While the Alabama Legislature is still grappling with how it will handle the retention component of the 2019 Literacy Act, some Republican lawmakers are hinting at a mathematics counterpart to the Literacy Act passed by the end of the 2022 regular session.
Earlier this week, State Rep. Terri Collins (R-Decatur), the chairwoman of the Education Policy Committee, said with the session just halfway completed, that a math counterpart, deemed the Numeracy Act, was being considered.
During an interview with Mobile radio FM Talk 106.5's "The Jeff Poor Show," State Rep. Chip Brown (R-Hollinger's Island) backed up Collins on making the Numeracy Act a reality.
"I think so," Brown said. "I don't know why the third grade couldn't be the benchmark for all of that, really. It's not a bad idea, if you think about it, to have third grade, before you go into high school because we have a graduation exit exam. So, in essence, we're preparing these children for that as they go along."
"So, if we need to have benchmarks that have real impact -- because the real impact of school is we're supposed to teach these kids to learn, to read, to understand math. And those are the two big ones, really. In what you're going to do in society, to be able to read and being able to understand at least basic math -- I think that if that effort were really put out there, I think [Collins] is right.
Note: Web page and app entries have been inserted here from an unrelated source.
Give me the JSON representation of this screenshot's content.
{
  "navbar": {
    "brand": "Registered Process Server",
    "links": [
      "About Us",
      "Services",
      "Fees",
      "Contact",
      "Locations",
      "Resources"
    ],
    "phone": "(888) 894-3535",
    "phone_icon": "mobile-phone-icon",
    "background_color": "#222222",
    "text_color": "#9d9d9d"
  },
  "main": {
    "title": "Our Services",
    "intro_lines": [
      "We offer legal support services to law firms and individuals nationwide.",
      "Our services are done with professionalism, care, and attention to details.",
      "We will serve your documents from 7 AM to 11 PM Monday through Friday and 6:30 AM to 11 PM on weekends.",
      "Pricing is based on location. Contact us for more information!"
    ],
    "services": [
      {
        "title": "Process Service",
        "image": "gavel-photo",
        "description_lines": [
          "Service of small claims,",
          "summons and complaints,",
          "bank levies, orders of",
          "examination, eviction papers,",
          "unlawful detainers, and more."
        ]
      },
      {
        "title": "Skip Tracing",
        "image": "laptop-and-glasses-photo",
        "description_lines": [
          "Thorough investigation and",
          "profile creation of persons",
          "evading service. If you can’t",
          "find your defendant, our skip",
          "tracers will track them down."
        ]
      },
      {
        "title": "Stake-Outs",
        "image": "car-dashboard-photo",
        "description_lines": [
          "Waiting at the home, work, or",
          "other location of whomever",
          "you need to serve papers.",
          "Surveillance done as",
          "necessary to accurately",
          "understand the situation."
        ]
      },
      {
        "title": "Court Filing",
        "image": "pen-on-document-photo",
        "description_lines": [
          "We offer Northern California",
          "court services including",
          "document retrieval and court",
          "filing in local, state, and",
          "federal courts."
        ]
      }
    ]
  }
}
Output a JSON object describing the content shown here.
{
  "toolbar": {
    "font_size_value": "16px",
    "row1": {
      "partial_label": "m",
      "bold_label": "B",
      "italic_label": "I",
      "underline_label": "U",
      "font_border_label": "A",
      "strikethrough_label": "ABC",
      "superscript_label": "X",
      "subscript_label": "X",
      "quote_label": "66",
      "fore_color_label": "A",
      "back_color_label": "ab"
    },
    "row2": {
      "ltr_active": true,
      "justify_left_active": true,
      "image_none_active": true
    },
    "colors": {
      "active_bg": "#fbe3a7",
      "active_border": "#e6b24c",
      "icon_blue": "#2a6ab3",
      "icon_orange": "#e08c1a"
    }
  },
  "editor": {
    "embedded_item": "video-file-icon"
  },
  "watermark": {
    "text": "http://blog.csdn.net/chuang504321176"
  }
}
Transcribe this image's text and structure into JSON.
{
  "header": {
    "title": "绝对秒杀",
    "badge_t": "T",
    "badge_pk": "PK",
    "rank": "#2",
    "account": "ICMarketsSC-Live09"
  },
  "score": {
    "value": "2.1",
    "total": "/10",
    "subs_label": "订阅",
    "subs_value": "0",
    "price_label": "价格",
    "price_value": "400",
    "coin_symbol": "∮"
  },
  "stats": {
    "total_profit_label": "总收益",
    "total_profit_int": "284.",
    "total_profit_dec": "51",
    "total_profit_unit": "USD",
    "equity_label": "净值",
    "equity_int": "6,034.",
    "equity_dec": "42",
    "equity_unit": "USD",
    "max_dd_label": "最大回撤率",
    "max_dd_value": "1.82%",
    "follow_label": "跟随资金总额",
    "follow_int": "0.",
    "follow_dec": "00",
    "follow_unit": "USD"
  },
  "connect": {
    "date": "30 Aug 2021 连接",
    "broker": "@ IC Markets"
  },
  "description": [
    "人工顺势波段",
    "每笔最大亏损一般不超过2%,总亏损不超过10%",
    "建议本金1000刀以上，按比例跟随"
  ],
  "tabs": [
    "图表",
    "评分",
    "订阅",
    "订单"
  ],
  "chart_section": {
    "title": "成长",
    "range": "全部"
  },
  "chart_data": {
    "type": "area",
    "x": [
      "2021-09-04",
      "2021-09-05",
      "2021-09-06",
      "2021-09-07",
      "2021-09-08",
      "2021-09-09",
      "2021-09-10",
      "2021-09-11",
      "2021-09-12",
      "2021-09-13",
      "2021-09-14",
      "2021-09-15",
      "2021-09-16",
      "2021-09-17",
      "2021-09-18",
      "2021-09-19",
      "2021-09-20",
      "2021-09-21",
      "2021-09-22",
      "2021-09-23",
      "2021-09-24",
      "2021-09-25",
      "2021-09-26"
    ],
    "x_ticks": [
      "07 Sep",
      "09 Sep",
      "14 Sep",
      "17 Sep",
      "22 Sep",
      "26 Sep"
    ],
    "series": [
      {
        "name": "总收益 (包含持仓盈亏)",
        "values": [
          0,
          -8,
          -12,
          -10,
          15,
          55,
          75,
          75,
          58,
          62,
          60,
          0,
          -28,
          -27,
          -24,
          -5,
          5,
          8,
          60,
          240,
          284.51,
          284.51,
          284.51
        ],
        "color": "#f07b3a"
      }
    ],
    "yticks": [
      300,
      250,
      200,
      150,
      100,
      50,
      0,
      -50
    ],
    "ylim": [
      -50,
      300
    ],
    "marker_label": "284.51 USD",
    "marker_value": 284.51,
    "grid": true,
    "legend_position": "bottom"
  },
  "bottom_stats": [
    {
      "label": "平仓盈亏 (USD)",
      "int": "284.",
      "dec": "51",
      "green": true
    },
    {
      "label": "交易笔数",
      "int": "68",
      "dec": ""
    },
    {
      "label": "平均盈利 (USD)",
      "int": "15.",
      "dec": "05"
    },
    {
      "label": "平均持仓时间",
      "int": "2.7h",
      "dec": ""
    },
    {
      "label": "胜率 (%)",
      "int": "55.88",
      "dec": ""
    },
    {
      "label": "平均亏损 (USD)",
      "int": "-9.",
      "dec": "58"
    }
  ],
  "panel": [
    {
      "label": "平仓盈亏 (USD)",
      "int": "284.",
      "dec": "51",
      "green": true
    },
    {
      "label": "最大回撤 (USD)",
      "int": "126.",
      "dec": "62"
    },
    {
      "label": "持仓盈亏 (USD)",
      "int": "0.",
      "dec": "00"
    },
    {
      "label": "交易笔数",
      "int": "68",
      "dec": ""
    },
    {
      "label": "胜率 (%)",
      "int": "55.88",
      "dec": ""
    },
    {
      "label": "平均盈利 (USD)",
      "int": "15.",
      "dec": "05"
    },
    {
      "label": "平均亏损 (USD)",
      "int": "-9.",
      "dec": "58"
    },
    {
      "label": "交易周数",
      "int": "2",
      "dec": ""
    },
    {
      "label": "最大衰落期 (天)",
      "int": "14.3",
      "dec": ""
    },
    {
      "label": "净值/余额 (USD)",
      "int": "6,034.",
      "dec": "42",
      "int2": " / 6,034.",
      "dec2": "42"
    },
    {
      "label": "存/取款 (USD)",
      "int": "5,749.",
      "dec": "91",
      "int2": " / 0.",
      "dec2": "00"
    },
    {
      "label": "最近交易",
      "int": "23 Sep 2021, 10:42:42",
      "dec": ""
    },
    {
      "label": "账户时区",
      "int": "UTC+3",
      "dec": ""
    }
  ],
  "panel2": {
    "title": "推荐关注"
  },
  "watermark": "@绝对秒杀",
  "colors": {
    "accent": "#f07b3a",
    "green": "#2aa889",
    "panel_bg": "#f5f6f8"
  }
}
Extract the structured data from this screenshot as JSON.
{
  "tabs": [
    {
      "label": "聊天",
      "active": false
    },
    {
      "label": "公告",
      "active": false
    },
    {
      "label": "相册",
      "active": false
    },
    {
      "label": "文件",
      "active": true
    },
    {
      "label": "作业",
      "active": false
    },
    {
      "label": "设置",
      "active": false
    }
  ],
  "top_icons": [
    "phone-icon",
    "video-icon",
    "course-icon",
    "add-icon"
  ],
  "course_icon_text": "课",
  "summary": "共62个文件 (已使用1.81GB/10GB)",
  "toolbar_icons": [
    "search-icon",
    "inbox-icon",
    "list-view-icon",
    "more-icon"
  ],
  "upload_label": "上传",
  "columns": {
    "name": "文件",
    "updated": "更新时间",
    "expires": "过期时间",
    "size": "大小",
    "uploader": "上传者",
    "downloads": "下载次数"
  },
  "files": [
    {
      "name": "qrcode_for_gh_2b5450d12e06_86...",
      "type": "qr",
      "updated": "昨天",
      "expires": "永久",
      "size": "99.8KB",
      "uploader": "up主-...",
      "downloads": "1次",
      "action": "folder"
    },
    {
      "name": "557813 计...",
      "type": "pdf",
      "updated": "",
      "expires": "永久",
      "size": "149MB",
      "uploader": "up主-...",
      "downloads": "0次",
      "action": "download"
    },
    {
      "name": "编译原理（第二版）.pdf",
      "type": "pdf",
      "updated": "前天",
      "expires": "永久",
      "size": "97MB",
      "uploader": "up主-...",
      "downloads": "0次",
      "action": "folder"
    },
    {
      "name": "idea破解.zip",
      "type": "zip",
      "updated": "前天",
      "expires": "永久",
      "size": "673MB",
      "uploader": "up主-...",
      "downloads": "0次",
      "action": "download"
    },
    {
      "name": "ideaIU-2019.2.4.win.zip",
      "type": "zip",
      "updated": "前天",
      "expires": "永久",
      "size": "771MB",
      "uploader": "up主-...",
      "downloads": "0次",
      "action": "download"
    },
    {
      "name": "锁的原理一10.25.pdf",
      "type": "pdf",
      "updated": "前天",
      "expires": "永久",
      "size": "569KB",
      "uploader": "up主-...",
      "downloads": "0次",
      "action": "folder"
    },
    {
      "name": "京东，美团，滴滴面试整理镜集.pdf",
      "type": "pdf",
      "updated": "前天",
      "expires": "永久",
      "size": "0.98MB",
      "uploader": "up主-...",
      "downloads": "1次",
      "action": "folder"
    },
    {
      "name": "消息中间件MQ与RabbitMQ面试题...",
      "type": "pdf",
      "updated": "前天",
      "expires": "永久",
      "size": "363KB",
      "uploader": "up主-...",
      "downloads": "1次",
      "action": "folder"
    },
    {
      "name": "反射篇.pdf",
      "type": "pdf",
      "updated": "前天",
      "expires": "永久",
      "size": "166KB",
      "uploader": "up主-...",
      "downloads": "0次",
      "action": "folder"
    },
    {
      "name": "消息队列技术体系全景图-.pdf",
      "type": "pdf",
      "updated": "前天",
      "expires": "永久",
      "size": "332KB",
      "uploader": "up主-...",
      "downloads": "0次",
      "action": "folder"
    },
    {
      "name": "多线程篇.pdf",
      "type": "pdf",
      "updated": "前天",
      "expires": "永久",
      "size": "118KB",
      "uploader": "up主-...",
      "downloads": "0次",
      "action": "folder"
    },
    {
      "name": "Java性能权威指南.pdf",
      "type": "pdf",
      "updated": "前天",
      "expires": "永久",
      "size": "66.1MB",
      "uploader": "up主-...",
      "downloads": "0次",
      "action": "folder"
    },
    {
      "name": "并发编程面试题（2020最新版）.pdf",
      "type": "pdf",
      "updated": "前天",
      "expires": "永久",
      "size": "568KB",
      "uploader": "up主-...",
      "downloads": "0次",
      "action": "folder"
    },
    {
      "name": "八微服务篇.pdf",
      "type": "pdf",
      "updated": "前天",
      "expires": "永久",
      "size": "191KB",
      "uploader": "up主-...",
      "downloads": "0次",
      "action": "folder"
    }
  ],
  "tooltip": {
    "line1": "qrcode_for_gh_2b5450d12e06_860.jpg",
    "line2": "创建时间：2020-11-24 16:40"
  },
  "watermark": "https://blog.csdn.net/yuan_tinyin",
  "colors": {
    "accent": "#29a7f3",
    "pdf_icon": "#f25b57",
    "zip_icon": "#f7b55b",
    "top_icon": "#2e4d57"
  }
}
We could see movement on that this session."
To connect with the author of this story, or to comment, email jeff.poor@1819News.com.